▶
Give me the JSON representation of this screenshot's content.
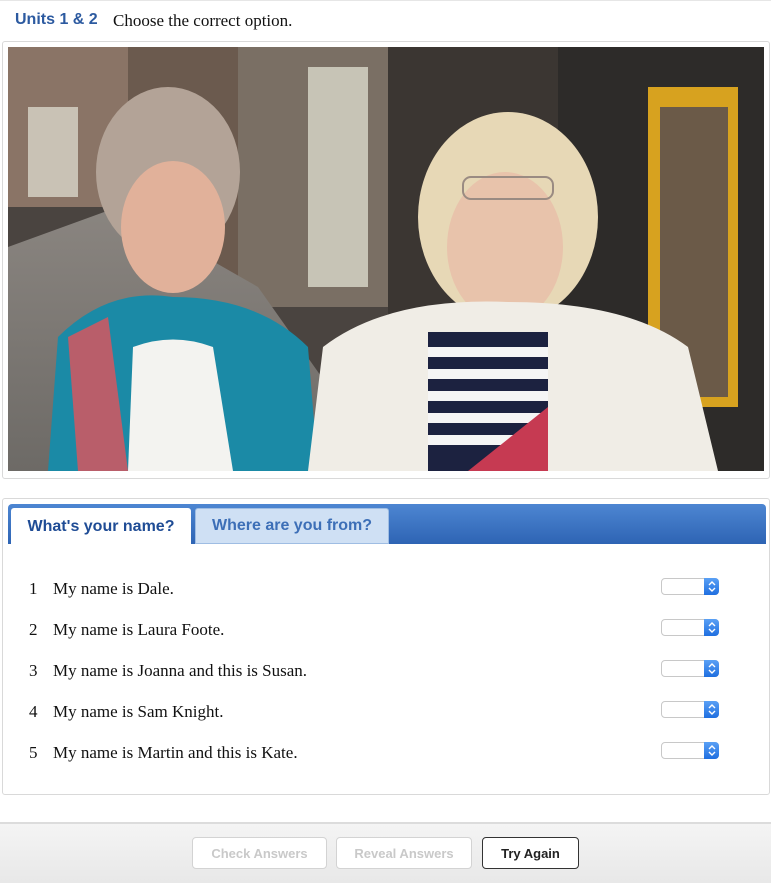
{
  "header": {
    "unit": "Units 1 & 2",
    "instruction": "Choose the correct option."
  },
  "tabs": [
    {
      "label": "What's your name?",
      "active": true
    },
    {
      "label": "Where are you from?",
      "active": false
    }
  ],
  "questions": [
    {
      "number": "1",
      "text": "My name is Dale.",
      "selected": ""
    },
    {
      "number": "2",
      "text": "My name is Laura Foote.",
      "selected": ""
    },
    {
      "number": "3",
      "text": "My name is Joanna and this is Susan.",
      "selected": ""
    },
    {
      "number": "4",
      "text": "My name is Sam Knight.",
      "selected": ""
    },
    {
      "number": "5",
      "text": "My name is Martin and this is Kate.",
      "selected": ""
    }
  ],
  "buttons": {
    "check": "Check Answers",
    "reveal": "Reveal Answers",
    "try_again": "Try Again"
  },
  "photo": {
    "alt": "Two women standing on a city street"
  },
  "colors": {
    "accent": "#2c5aa0",
    "tab_bar": "#3a72c2",
    "select_arrow": "#2f7ce8"
  }
}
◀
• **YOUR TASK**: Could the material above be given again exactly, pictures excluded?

• **REPLY**:
Give me the JSON representation of this screenshot's content.
{
  "header": {
    "unit": "Units 1 & 2",
    "instruction": "Choose the correct option."
  },
  "tabs": [
    {
      "label": "What's your name?",
      "active": true
    },
    {
      "label": "Where are you from?",
      "active": false
    }
  ],
  "questions": [
    {
      "number": "1",
      "text": "My name is Dale.",
      "selected": ""
    },
    {
      "number": "2",
      "text": "My name is Laura Foote.",
      "selected": ""
    },
    {
      "number": "3",
      "text": "My name is Joanna and this is Susan.",
      "selected": ""
    },
    {
      "number": "4",
      "text": "My name is Sam Knight.",
      "selected": ""
    },
    {
      "number": "5",
      "text": "My name is Martin and this is Kate.",
      "selected": ""
    }
  ],
  "buttons": {
    "check": "Check Answers",
    "reveal": "Reveal Answers",
    "try_again": "Try Again"
  },
  "photo": {
    "alt": "Two women standing on a city street"
  },
  "colors": {
    "accent": "#2c5aa0",
    "tab_bar": "#3a72c2",
    "select_arrow": "#2f7ce8"
  }
}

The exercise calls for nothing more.